Like something out of Loyal Chapman’s fantasy golf holes, the image on the cover of the April 14, 1927 issue of The Youth’s Companion magazine appears unreal. It depicts a young man teeing off a precipice facing Mount Rainier, located 85 miles from Seattle, Washington, and rising to some 14,000 feet above sea level. Is this for real? How long was that drive? Did he make par?
Alas, no such golf hole existed on Mount Rainier in 1927. This was a staged photo opportunity. Yet, sometimes life imitates art, and in 1931 a nine hole golf course was indeed built on Mount Rainier.

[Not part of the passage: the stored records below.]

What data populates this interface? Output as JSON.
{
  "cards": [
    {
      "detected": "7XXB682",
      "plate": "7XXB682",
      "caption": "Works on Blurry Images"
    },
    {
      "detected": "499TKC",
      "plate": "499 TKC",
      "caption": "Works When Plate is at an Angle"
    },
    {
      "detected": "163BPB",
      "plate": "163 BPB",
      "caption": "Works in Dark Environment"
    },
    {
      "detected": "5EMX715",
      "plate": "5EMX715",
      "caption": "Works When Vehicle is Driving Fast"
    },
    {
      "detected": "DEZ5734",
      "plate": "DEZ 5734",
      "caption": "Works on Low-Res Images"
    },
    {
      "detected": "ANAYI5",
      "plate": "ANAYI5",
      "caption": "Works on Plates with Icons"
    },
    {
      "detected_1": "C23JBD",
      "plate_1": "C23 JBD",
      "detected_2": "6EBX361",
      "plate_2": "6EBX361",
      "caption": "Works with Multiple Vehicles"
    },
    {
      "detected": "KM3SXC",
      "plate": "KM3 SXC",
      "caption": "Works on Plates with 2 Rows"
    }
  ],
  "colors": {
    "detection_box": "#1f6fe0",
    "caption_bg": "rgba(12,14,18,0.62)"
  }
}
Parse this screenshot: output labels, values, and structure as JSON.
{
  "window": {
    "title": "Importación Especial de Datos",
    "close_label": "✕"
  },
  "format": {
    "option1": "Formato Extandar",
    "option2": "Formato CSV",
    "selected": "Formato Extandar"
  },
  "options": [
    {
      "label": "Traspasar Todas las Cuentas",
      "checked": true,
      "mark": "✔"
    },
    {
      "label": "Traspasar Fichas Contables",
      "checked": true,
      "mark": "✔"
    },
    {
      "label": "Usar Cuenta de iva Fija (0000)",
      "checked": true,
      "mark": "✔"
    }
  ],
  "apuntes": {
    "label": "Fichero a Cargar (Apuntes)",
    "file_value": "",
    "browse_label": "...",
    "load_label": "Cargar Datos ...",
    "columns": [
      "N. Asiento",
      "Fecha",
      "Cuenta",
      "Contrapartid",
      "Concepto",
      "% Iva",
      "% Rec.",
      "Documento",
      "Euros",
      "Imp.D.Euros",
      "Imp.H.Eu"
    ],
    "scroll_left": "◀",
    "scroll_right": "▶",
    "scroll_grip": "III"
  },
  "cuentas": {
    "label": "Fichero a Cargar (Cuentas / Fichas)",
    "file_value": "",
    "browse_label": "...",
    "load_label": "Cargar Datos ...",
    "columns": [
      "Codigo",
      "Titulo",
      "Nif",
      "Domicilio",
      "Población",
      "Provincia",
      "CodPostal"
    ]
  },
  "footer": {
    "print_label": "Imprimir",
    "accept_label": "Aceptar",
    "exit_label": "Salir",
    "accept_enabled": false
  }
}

The Rainier National Park Company, which had a concessionaire contract with the U. S. National Park Service, opened the course on August 8, 1931.
It measured a respectable 2349 yards with four par 3s, four par 4s, and one par 5. The first tee was 300 feet above the landing area. Every hole was downhill, and when nine holes were completed, a car transported the players back to the first tee. The rarefied air, the scenic beauty, and the favorable topography were all designed, as one wag put it, “… to make profane golfers contemplative, and the contemplative golfers better men.”
The course brochure read:
Paradise Golf Course
The 9-hole golf course, one of the most scenic in America, is located a short distance from Paradise Inn. Every green and tee offers a striking mountain scene and is also a test of golfing skill.
9-hole play $1. 50
18-hole play 2. 00
All day play 3. 00
Annual tickets 50. 00
Rental of 5 clubs and bag, 18-hole play or less 1. 00
Rental of 5 clubs and bag, all day play 2. 00
Caddy service for each 18 holes or fraction thereof 1. 00
Pre-reservation fee 1.00
Players are transported free from last hole near Marmot Point back to No. 1 tee.
Equipment on sale in caddy house at standard prices. Light refreshments also on sale.
While the golf course enjoyed a brief popularity among the curious and the ardent, this was the beginning of the Great Depression. The number of visitors to the National Park dropped precipitously and the number of players dwindled. In addition, the season was exceedingly short. Snow would blanket the course by early October.
Two short months after it opened, the Paradise Golf Course closed, for good. It had been doomed from the start. The fairways and greens soon returned to the alpine meadow that once defined the landscape.